I don't know if this is an appropriate subject for a diary, but I wanted to draw attention to a link that Nate Roberts included in another diary and I think is likely to be overlooked.
For a long time I, like many other liberals, accepted the meme that the white working class voted against their interests, and the reason they did so was due to racism. Sure, I personally knew a few poor white people who voted Democratic, but. . . they're my friends! Of course they're smarter than average! This was a bit of recieved wisdom that I never bothered to question until the Tea Party became the face of angry white folks.
I saw the pictures of the Tea Baggers (I love this phrase. It makes me think of Martha Plimpton.) and they did not look poor to me. Crass and without class, perhaps. Working class, no. Yet, at least at first, they were described as representing the elusive angry white working class. I began to have my doubts. First of all, I knew that poor people voted in larger numbers for Democrats than rich people did. Could non-whites be making the entire difference? Those doubts increased when it was reported that Tea Baggers "have higher than average incomes."
This leads me to ask a very important question that is the title of the diary, "Who is working class?" If we're going to make pronouncements and advocate policies concerning the working class, we ought to have some idea who they are.
John Quiggen put up a post on Crooked Timber not long ago that explored the question of how it's possible that "a substantial proportion of the working class votes for the more conservative/rightwing party" while "higher incomes are correlated with voting for the conservative/rightwing party." He also adds, "I’ve read that the average income of the US working class is the same as that of the population as a whole, which goes against the whole idea of “working class” as I understand it."
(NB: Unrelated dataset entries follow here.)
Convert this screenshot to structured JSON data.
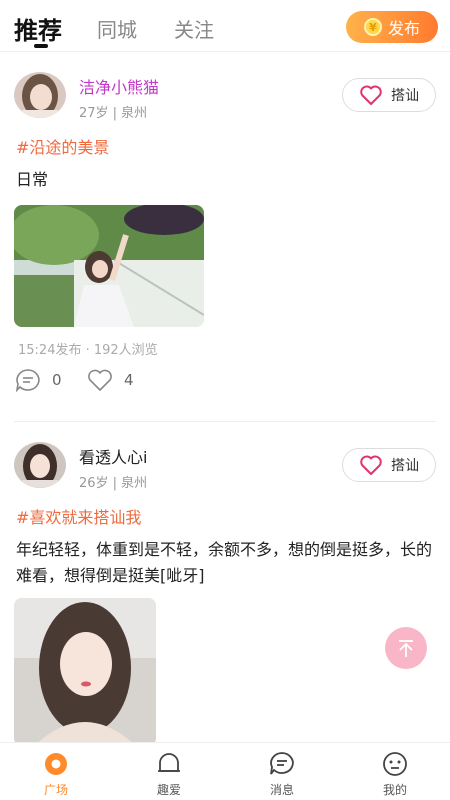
{
  "header": {
    "tabs": [
      "推荐",
      "同城",
      "关注"
    ],
    "publish_label": "发布",
    "publish_icon": "¥"
  },
  "posts": [
    {
      "username": "洁净小熊猫",
      "username_color": "#c23ac8",
      "meta": "27岁 | 泉州",
      "chat_label": "搭讪",
      "topic": "#沿途的美景",
      "content": "日常",
      "time": "15:24发布 · 192人浏览",
      "comments": "0",
      "likes": "4"
    },
    {
      "username": "看透人心i",
      "username_color": "#222222",
      "meta": "26岁 | 泉州",
      "chat_label": "搭讪",
      "topic": "#喜欢就来搭讪我",
      "content": "年纪轻轻，体重到是不轻，余额不多，想的倒是挺多，长的难看，想得倒是挺美[呲牙]"
    }
  ],
  "nav": {
    "items": [
      "广场",
      "趣爱",
      "消息",
      "我的"
    ]
  },
  "colors": {
    "accent": "#ff8a2a",
    "topic": "#f06a3e",
    "heart": "#e0336f"
  }
}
All became clear(or, at least, clearer) when I discovered that US political discussion uses two very different (though correlated) concepts of “working class”. The first is the more or less standard one – people who depend on wage labor (normally in manual or low-status service occupations) for their income. The second, specific to the US, and standard in most political polling, is “people without a 4-year college degree”, a class which includes such horny-handed sons and daughters of toil as Bill Gates and Paris Hilton. More prosaically, it includes lots of small business owners, and (since college graduation rates were rising until relative recently), over-represents the old.The post is not long and I highly recommend it.